Privilege Speech of Senator Loren Legarda on Climate Change
23 September 2014 – Senate Session Hall
I deliver this speech in light of President Benigno Aquino’s address at the UN Climate Summit Plenary in New York today.
The Philippines is one of the megadiverse countries and a lot more awaits to be discovered even as we now have one of the highest rates of discovery of new species in the world.
This seeming abundance, however, should not give us a false sense of complacency. Great challenges face us in the task of protecting and preserving our rich biodiversity.
We are all consumers and we contribute to the decline of the world’s resources because of our insatiable demand for new things. One is never enough for many of us. The rate of extraction and consumption is way faster than the rate at which the Earth can replenish its resources.
This is consistent with the Millennium Ecosystems Assessment, which revealed that humans have altered ecosystems more rapidly and extensively in the past 50 years than in any period in history.
The increasing loss of biodiversity, particularly in Asia, is being attributed to habitat loss, over-exploitation, pollution, invasive alien species and climate change.
Further endangering the precarious situation of our country’s biodiversity is climate change. Among the impacts of climate change is the loss of thousands of species as well as changes in natural ecosystems. The rise in average global temperatures render many species unable to quickly adapt to new conditions.
But the biggest irony of all is the reality that in the midst of plenty and bountiful resources, millions of the world’s humanity remain hungry.
In our country, there were 3.6 million hungry Filipino families in the second quarter of 2014. In coastal communities, you would expect people to have access to marine resources, yet they are among the most deprived, with 4 of 10 coastal residents living under the poverty line.
The solution begins with us. Resources need to be protected and conserved for those who will be born beyond our time.
The first step towards building a sustainable community, one that respects biodiversity, is to correct one of the biggest misconceptions about the environment—that natural resources are infinite. We all need to stop craving for and taking more than what we need.
Second, building sustainability is a collaborative effort. Protection of our resources is a joint responsibilty of local government units and the community. Local communities should be empowered through a transparent system that clarifies access and ownership of resources.
Third, we need tools and the medium by which to effect change. We need to promote green skills and green jobs such as management in agriculture, forestry, horticulture, environmental, information technology and other careers that contribute to environmental preservation.
Here in the Senate, we have several proposed measures aimed at strengthening climate adaptation mechanisms and conserving biodiversity, including the Integrated Coastal Management Act and the National Land Use Act.
Tonight, as President Aquino delivers his speech at the UN Climate Summit Plenary in New York, we hope that, as the leader of a nation which is among the most vulnerable to disasters and the effects of the warming global temperature, he will call on other nations for unity towards greater action against the impacts of climate change and urge them for concrete action in cutting down greenhouse gas emissions.
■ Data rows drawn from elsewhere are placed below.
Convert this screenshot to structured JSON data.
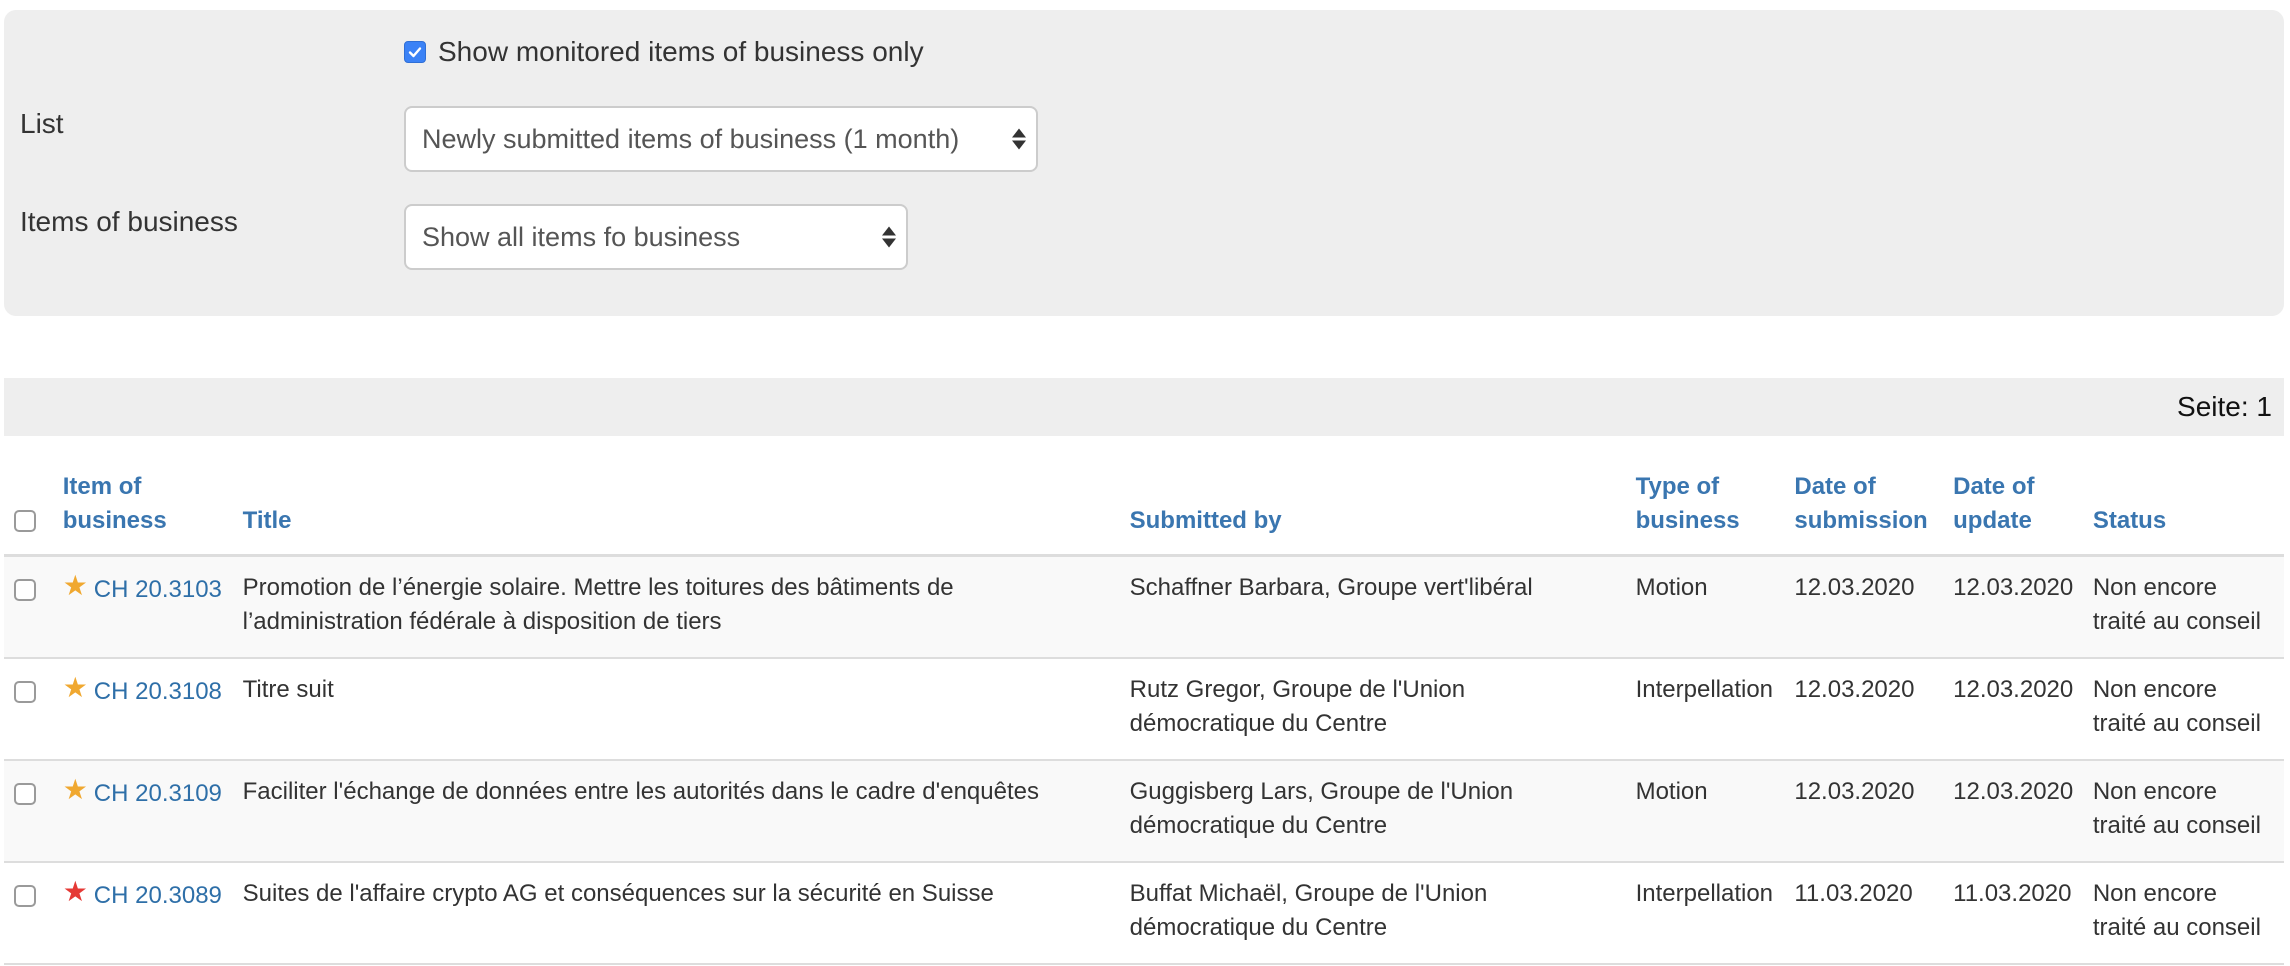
{
  "filters": {
    "monitored_only_label": "Show monitored items of business only",
    "monitored_only_checked": true,
    "list_label": "List",
    "list_value": "Newly submitted items of business (1 month)",
    "items_label": "Items of business",
    "items_value": "Show all items fo business"
  },
  "pagination": {
    "page_label": "Seite: 1"
  },
  "table": {
    "headers": {
      "item": "Item of business",
      "title": "Title",
      "submitted_by": "Submitted by",
      "type": "Type of business",
      "date_submission": "Date of submission",
      "date_update": "Date of update",
      "status": "Status"
    },
    "rows": [
      {
        "star": "★",
        "star_color": "#f0a830",
        "item": "CH 20.3103",
        "title": "Promotion de l’énergie solaire. Mettre les toitures des bâtiments de l’administration fédérale à disposition de tiers",
        "submitted_by": "Schaffner Barbara, Groupe vert'libéral",
        "type": "Motion",
        "date_submission": "12.03.2020",
        "date_update": "12.03.2020",
        "status": "Non encore traité au conseil"
      },
      {
        "star": "★",
        "star_color": "#f0a830",
        "item": "CH 20.3108",
        "title": "Titre suit",
        "submitted_by": "Rutz Gregor, Groupe de l'Union démocratique du Centre",
        "type": "Interpellation",
        "date_submission": "12.03.2020",
        "date_update": "12.03.2020",
        "status": "Non encore traité au conseil"
      },
      {
        "star": "★",
        "star_color": "#f0a830",
        "item": "CH 20.3109",
        "title": "Faciliter l'échange de données entre les autorités dans le cadre d'enquêtes",
        "submitted_by": "Guggisberg Lars, Groupe de l'Union démocratique du Centre",
        "type": "Motion",
        "date_submission": "12.03.2020",
        "date_update": "12.03.2020",
        "status": "Non encore traité au conseil"
      },
      {
        "star": "★",
        "star_color": "#e53935",
        "item": "CH 20.3089",
        "title": "Suites de l'affaire crypto AG et conséquences sur la sécurité en Suisse",
        "submitted_by": "Buffat Michaël, Groupe de l'Union démocratique du Centre",
        "type": "Interpellation",
        "date_submission": "11.03.2020",
        "date_update": "11.03.2020",
        "status": "Non encore traité au conseil"
      }
    ]
  }
}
We hope that this UN Climate Summit will be more than just a usual dialogue of leaders; that world leaders will declare or renew their commitment to lead our people out of the crises and uncertainties brought about by climate change; that political will would finally match the call of climate science, because as we continue to delay actions to mitigate climate change and address its effects, we will never be free from the cycle of poverty and disasters that is threatening not only the vulnerable sectors and nations, but now even the powerful nations.
Climate change, along with the extreme weather events it causes, knows no boundaries and the only way forward is a united global action towards mitigation, adaptation, and resilience.
 The rate of discovery of new species is one of the highest in the world: a total of 36 new species (20 frogs, eight lizards, and eight snakes), or roughly 10% of the total herpetofauna, has been discovered in the last ten years.
 Fourth Quarter 2013 Social Weather Survey
 Philippine Environment Monitor 2005 on Coastal and Marine Resource Management